┌─ SUPPLIED MATERIAL
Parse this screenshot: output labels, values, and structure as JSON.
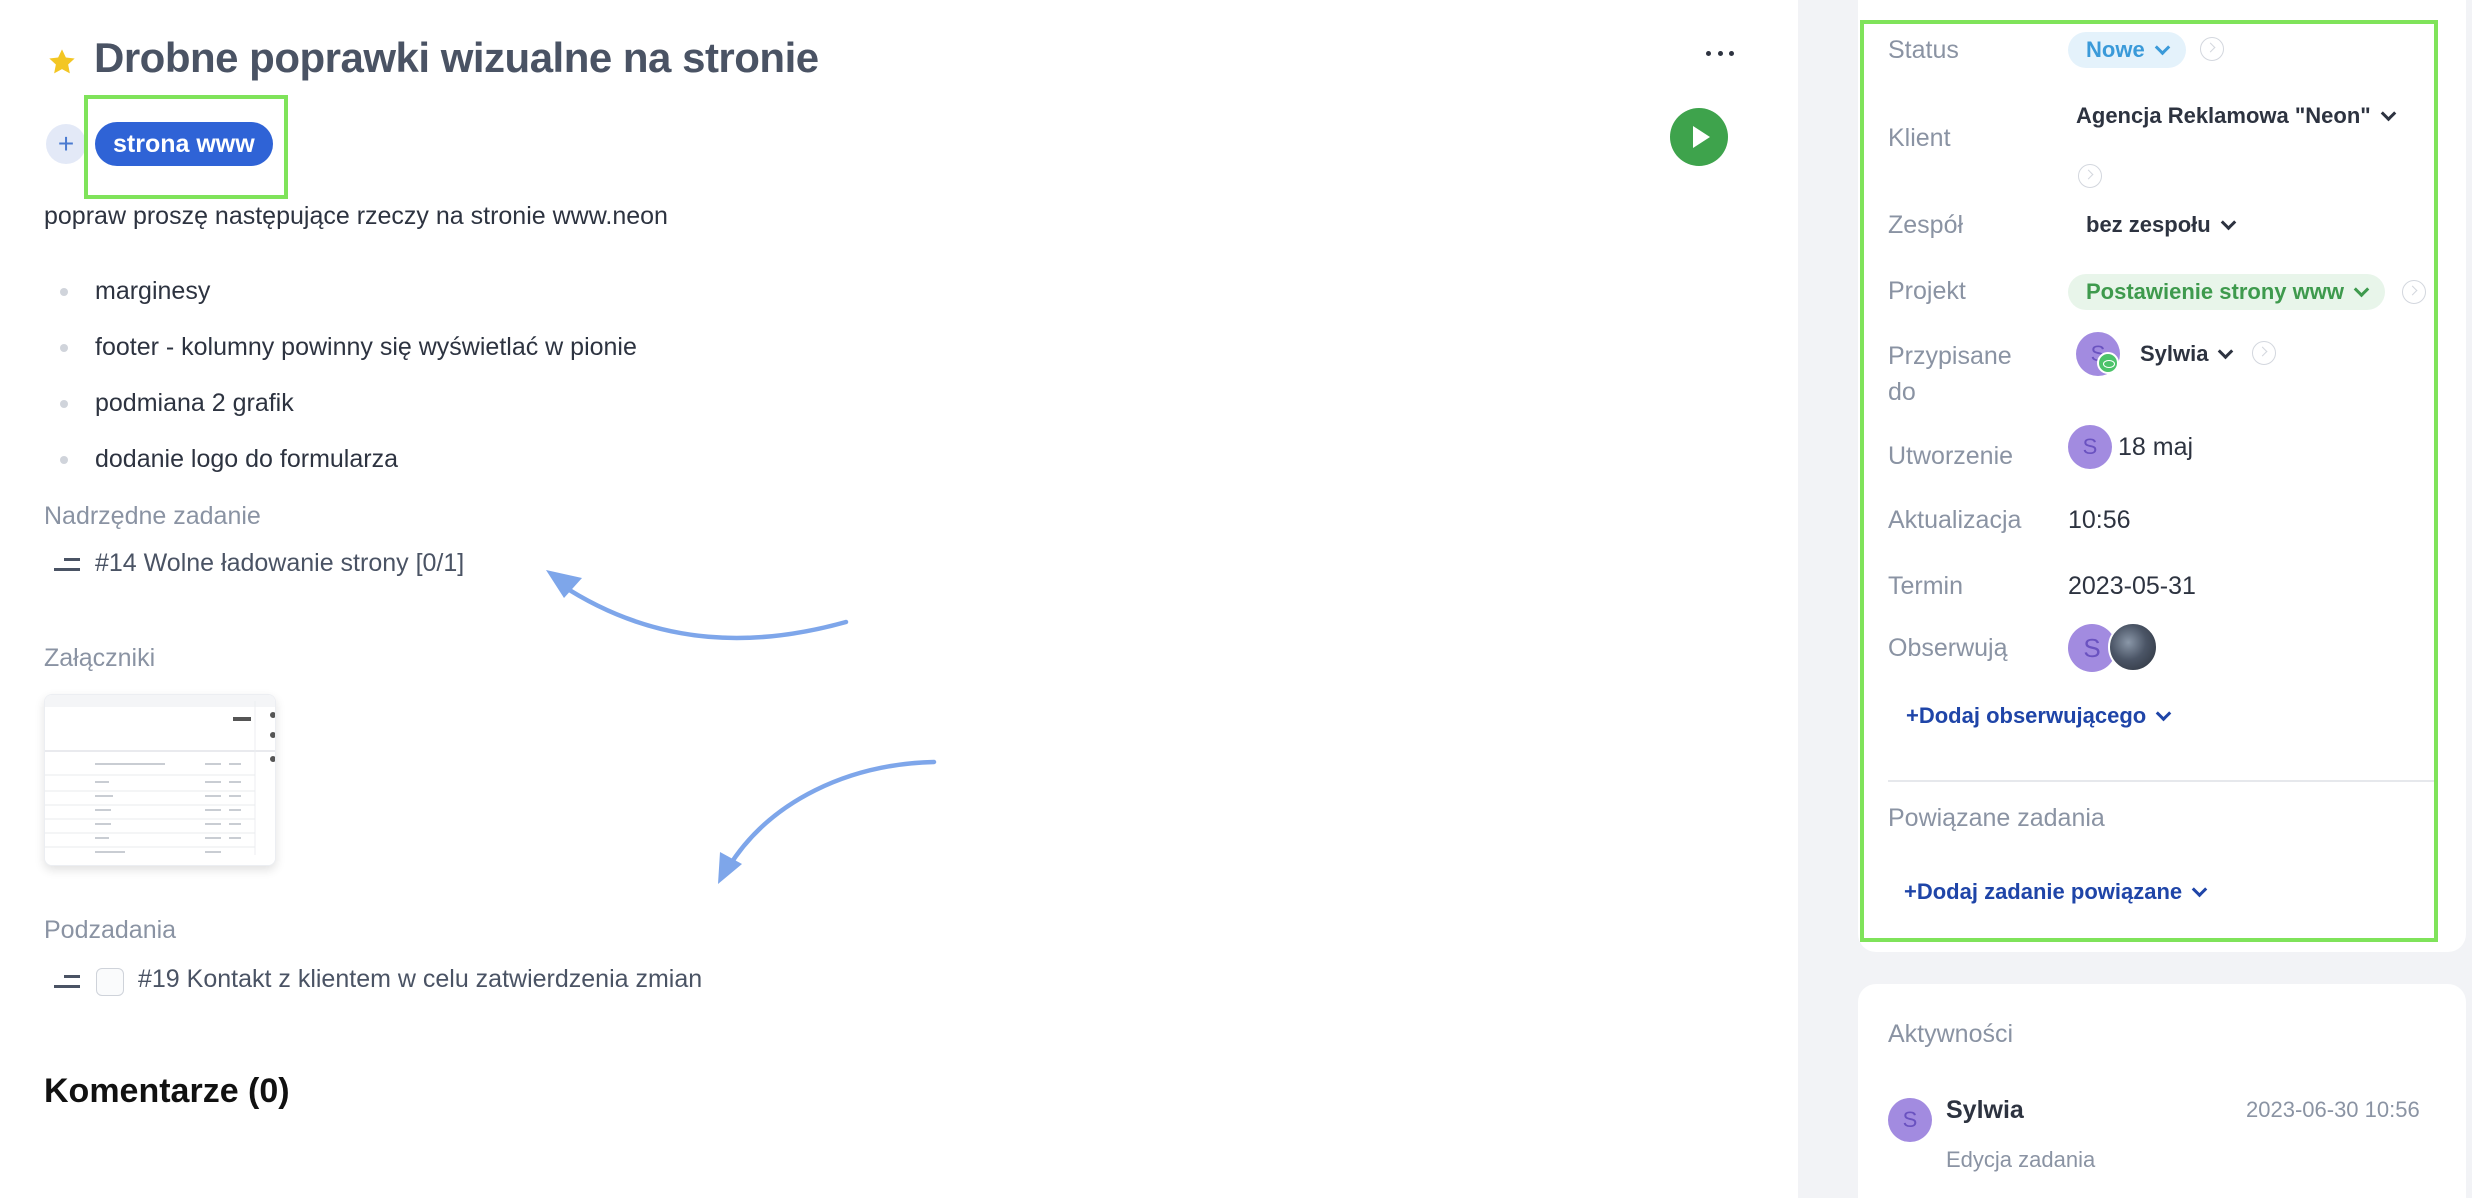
{
  "task": {
    "title": "Drobne poprawki wizualne na stronie",
    "tag": "strona www",
    "add_tag_symbol": "+",
    "description": "popraw proszę następujące rzeczy na stronie www.neon",
    "bullets": [
      "marginesy",
      "footer - kolumny powinny się wyświetlać w pionie",
      "podmiana 2 grafik",
      "dodanie logo do formularza"
    ],
    "parent_label": "Nadrzędne zadanie",
    "parent_task": "#14 Wolne ładowanie strony [0/1]",
    "attachments_label": "Załączniki",
    "subtasks_label": "Podzadania",
    "subtask": "#19 Kontakt z klientem w celu zatwierdzenia zmian",
    "comments_heading": "Komentarze (0)"
  },
  "details": {
    "status_label": "Status",
    "status_value": "Nowe",
    "client_label": "Klient",
    "client_value": "Agencja Reklamowa \"Neon\"",
    "team_label": "Zespół",
    "team_value": "bez zespołu",
    "project_label": "Projekt",
    "project_value": "Postawienie strony www",
    "assigned_label_1": "Przypisane",
    "assigned_label_2": "do",
    "assigned_value": "Sylwia",
    "assigned_avatar": "S",
    "created_label": "Utworzenie",
    "created_avatar": "S",
    "created_value": "18 maj",
    "updated_label": "Aktualizacja",
    "updated_value": "10:56",
    "deadline_label": "Termin",
    "deadline_value": "2023-05-31",
    "observers_label": "Obserwują",
    "observer_avatar": "S",
    "add_observer": "+Dodaj obserwującego",
    "related_label": "Powiązane zadania",
    "add_related": "+Dodaj zadanie powiązane"
  },
  "activity": {
    "heading": "Aktywności",
    "user_avatar": "S",
    "user": "Sylwia",
    "timestamp": "2023-06-30 10:56",
    "action": "Edycja zadania"
  },
  "colors": {
    "tag": "#2f63d6",
    "play": "#3ea34c",
    "highlight": "#7fe35a",
    "status_pill": "#e4f2fb",
    "project_pill": "#e8f5ea",
    "arrow": "#7ea6ea"
  },
  "icons": {
    "star": "star-icon",
    "more": "more-horizontal-icon",
    "play": "play-icon",
    "add": "plus-icon",
    "task_lines": "task-lines-icon",
    "chevron": "chevron-down-icon",
    "go_to": "circle-arrow-icon",
    "watch": "eye-icon"
  }
}
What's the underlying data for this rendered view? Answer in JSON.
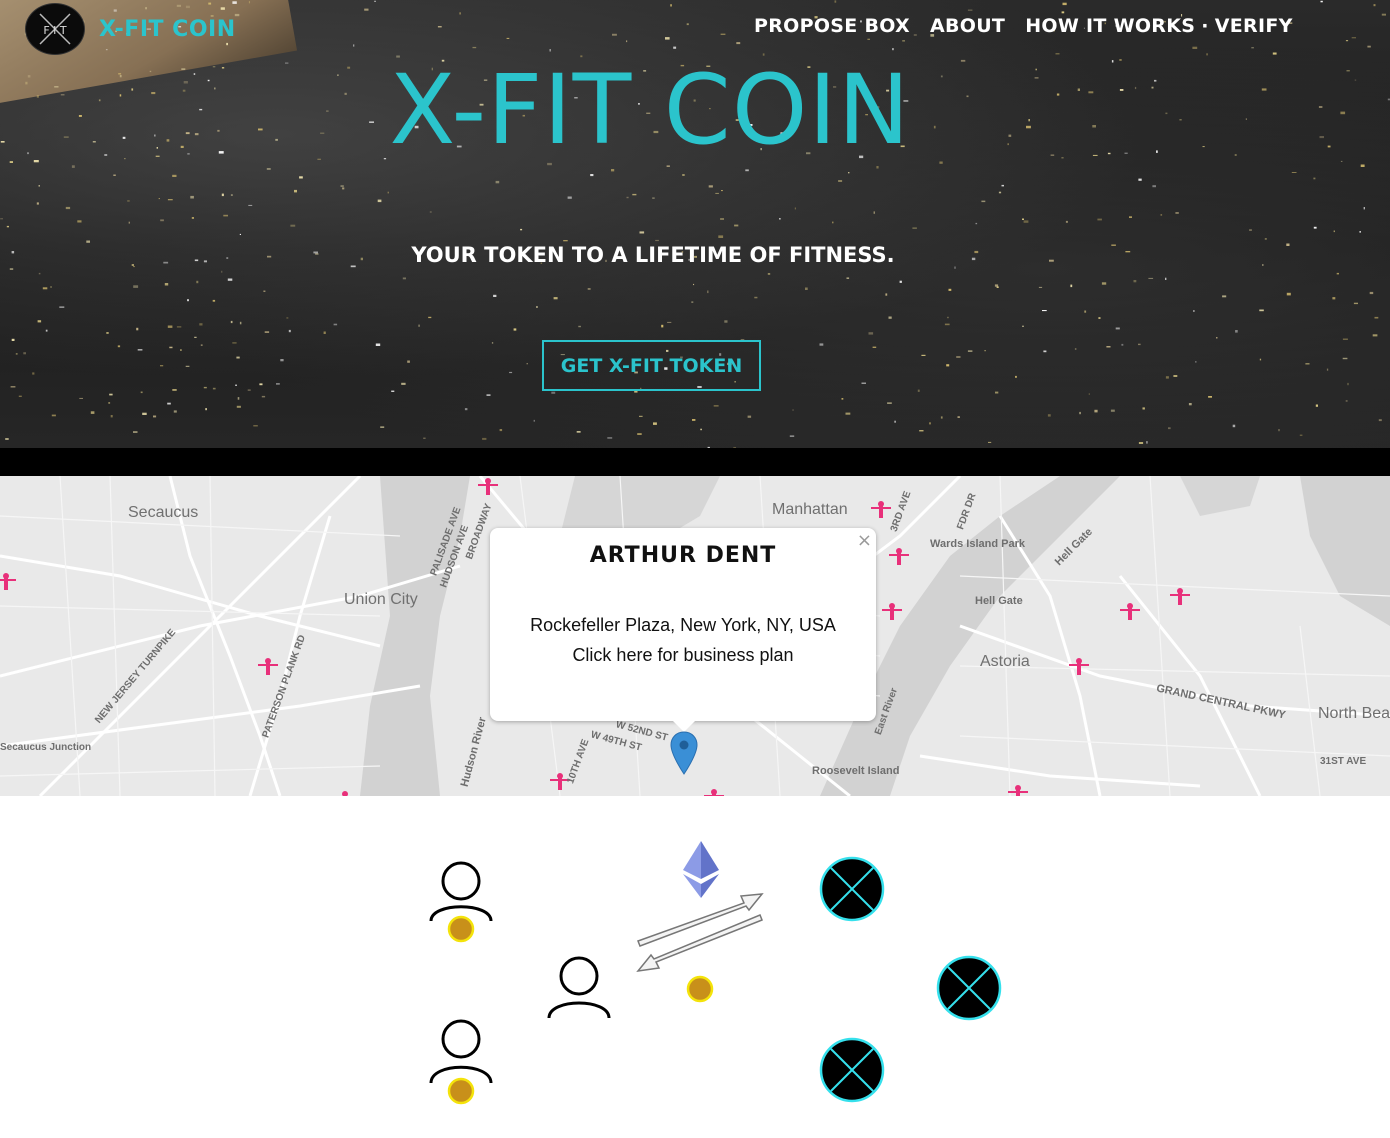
{
  "brand": {
    "name": "X-FIT COIN",
    "logo_letters": "F I T"
  },
  "nav": {
    "items": [
      "PROPOSE BOX",
      "ABOUT",
      "HOW IT WORKS",
      "VERIFY"
    ],
    "separator": "·"
  },
  "hero": {
    "title": "X-FIT COIN",
    "tagline": "YOUR TOKEN TO A LIFETIME OF FITNESS.",
    "cta_label": "GET X-FIT TOKEN"
  },
  "map": {
    "labels": {
      "secaucus": "Secaucus",
      "union_city": "Union City",
      "manhattan": "Manhattan",
      "astoria": "Astoria",
      "north_beach": "North Bea",
      "hell_gate": "Hell Gate",
      "hell_gate_road": "Hell Gate",
      "wards_island_park": "Wards Island Park",
      "roosevelt_island": "Roosevelt Island",
      "grand_central_pkwy": "GRAND CENTRAL PKWY",
      "secaucus_junction": "Secaucus Junction",
      "hudson_river": "Hudson River",
      "new_jersey_turnpike": "NEW JERSEY TURNPIKE",
      "paterson_plank_rd": "PATERSON PLANK RD",
      "palisade_ave": "PALISADE AVE",
      "hudson_ave": "HUDSON AVE",
      "broadway": "BROADWAY",
      "w_52nd_st": "W 52ND ST",
      "w_49th_st": "W 49TH ST",
      "tenth_ave": "10TH AVE",
      "third_ave": "3RD AVE",
      "fdr_dr": "FDR DR",
      "thirty_first_ave": "31ST AVE",
      "east_river": "East River"
    },
    "popup": {
      "name": "ARTHUR DENT",
      "address": "Rockefeller Plaza, New York, NY, USA",
      "link": "Click here for business plan",
      "close": "×"
    },
    "marker_color": "#e8307a",
    "pin_color": "#3a8fd6"
  },
  "diagram": {
    "users": [
      "user-top",
      "user-middle",
      "user-bottom"
    ],
    "coin_color": "#c8901a",
    "box_color": "#000000",
    "box_ring_color": "#35e0ec",
    "ethereum_color": "#6b7fd0"
  },
  "colors": {
    "accent": "#2bc4cc"
  }
}
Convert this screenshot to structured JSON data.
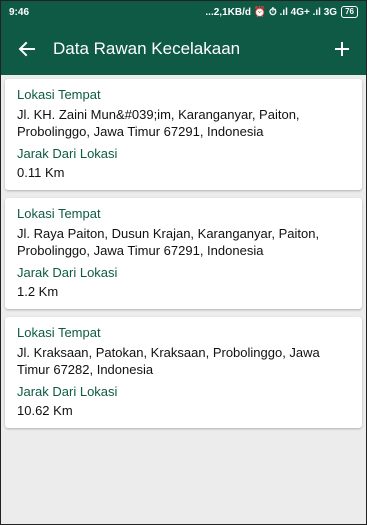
{
  "status_bar": {
    "time": "9:46",
    "right_text": "...2,1KB/d ⏰ ⏱ .ıl 4G+ .ıl 3G",
    "battery": "76"
  },
  "toolbar": {
    "title": "Data Rawan Kecelakaan",
    "back_icon": "arrow-left-icon",
    "add_icon": "plus-icon"
  },
  "colors": {
    "primary": "#0e5a45",
    "label": "#0e5a45",
    "background": "#ececec"
  },
  "cards": [
    {
      "location_label": "Lokasi Tempat",
      "address": "Jl. KH. Zaini Mun&#039;im, Karanganyar, Paiton, Probolinggo, Jawa Timur 67291, Indonesia",
      "distance_label": "Jarak Dari Lokasi",
      "distance": "0.11 Km"
    },
    {
      "location_label": "Lokasi Tempat",
      "address": "Jl. Raya Paiton, Dusun Krajan, Karanganyar, Paiton, Probolinggo, Jawa Timur 67291, Indonesia",
      "distance_label": "Jarak Dari Lokasi",
      "distance": "1.2 Km"
    },
    {
      "location_label": "Lokasi Tempat",
      "address": "Jl. Kraksaan, Patokan, Kraksaan, Probolinggo, Jawa Timur 67282, Indonesia",
      "distance_label": "Jarak Dari Lokasi",
      "distance": "10.62 Km"
    }
  ]
}
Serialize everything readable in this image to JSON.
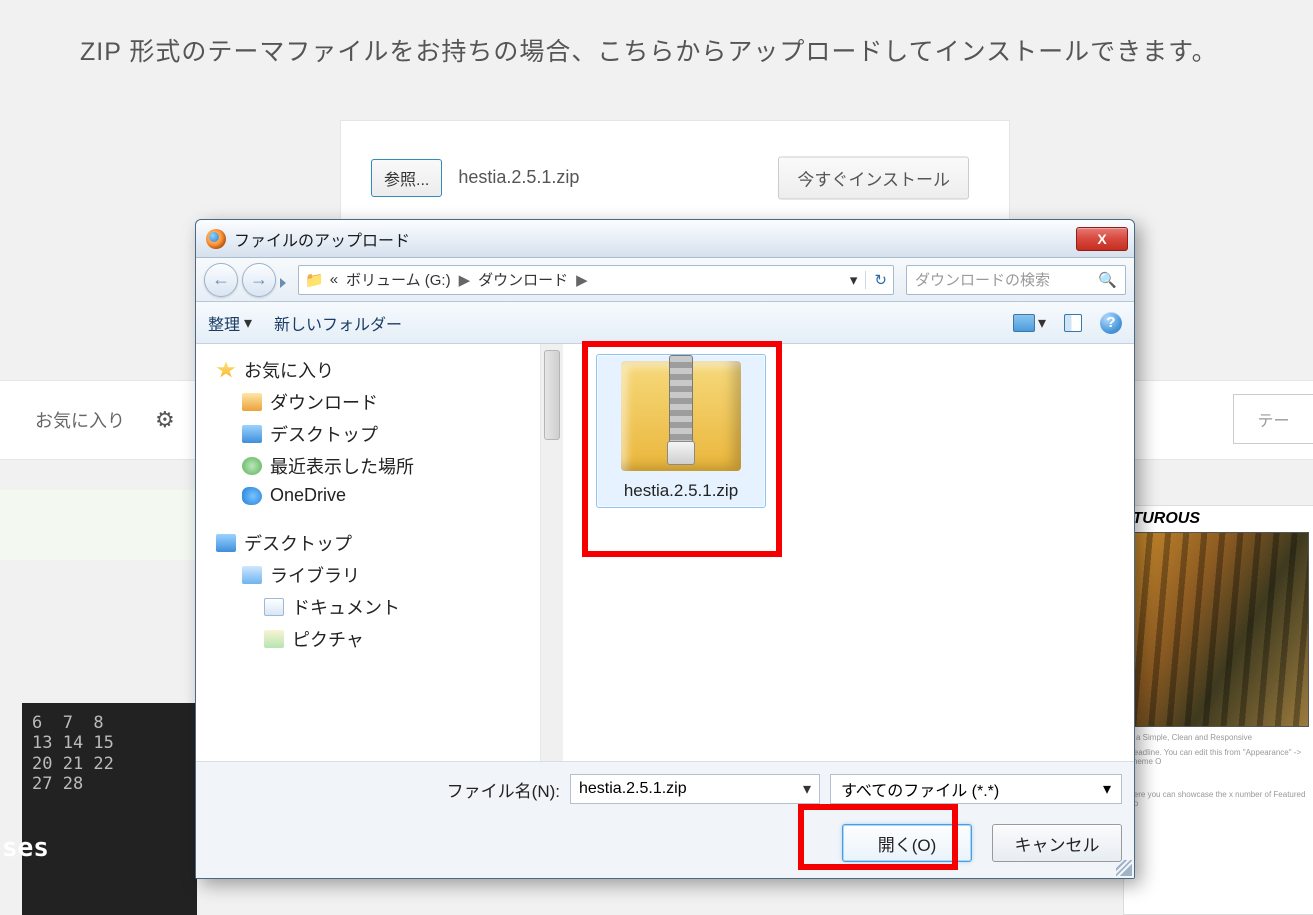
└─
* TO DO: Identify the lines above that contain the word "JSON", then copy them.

* RESULT FOR THIS EXERCISE:
Parse this screenshot: output labels, values, and structure as JSON.
What's the underlying data for this rendered view? Answer in JSON.
Convert this screenshot to structured JSON data.
Serialize everything readable in this image to JSON.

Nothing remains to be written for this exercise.